- Provide ready warriors and infrastructure for homeland defense, decisive force projection, and aerospace command and control
Major Commands to which assigned
- Pacific Air Forces, (2010 – present)
Base operating units
- 673d Air Base Wing (July 2010 – present)
Major units assigned
- 381st Intelligence Squadron (2010–present)
(6981st with various unit designations under USAFSS)
- 3d Wing (2010 – present)
Notable aviation accidents
On 28 July 2010, a Boeing C-17 Globemaster III cargo aircraft practicing for an upcoming airshow crashed into a wooded area within the base, killing all four air crew members; three from the Alaska Air National Guard and one from the USAF. The cause of the accident has been reported to be pilot error. The pilot performed an aggressive righthand turn and ignored the aircraft's stall warning, continuing the turn until the aircraft stalled due to lack of airspeed. The low altitude of the turn made it impossible for the crew to recover from the stall in time to avoid impacting the ground. The C-17 crashed just 100 yards from the site of the 1995 E-3 AWACS crash.
On 16 November 2010, a Lockheed Martin F-22 Raptor took off for a training mission. At approximately 1900 hours, the base reported that the aircraft was overdue and missing. Air Force rescue teams were reported to be concentrating their search for the missing plane and pilot in Denali National Park. The F-22's crash site was found about 100 miles north of Anchorage near the town of Cantwell, Alaska. The pilot, of the US Air Force's 525th Fighter Squadron, was killed in the crash.
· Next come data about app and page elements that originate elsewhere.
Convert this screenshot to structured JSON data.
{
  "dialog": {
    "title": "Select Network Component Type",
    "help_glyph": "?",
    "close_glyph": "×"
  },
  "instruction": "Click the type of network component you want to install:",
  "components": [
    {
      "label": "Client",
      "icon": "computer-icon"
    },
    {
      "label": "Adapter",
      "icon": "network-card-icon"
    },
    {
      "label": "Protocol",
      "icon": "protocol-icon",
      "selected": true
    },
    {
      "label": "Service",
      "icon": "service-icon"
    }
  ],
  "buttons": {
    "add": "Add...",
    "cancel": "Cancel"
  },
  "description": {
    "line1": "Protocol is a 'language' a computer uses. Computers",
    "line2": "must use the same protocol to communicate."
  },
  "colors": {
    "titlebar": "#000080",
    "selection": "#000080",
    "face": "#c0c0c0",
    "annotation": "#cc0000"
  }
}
- FAA Airport Master Record for EDF ( PDF), retrieved 2007-03-15
- This article incorporates public domain material from the United States Government document "Elmendorf Air Force Base".
- "Four Dead in Alaska Air Force Base Crash". cbsnews.com. 29 July 2010. Retrieved 2010-07-29.
- "Military plane crashes on training mission in Alaska, killing 4 airmen". cnn.com. 29 July 2010. Retrieved 2010-07-29.
- D'Oro, Rachel (December 13, 2010). "Pilot error blamed in July C-17 crash". Anchorage Daily News. Archived from the original on December 13, 2010. Retrieved December 13, 2010.
- "Alaska Military Base Searching for Overdue F-22". cbsnews.com. 17 November 2010. Retrieved 2010-11-17.
|Wikimedia Commons has media related to Joint Base Elmendorf-Richardson.|
- BRAC 2005: Closings, Realignments to Reshape Infrastructure
- (PDF), effective January 5, 2017
- FAA Terminal Procedures for EDF, effective January 5, 2017
- Resources for this airport: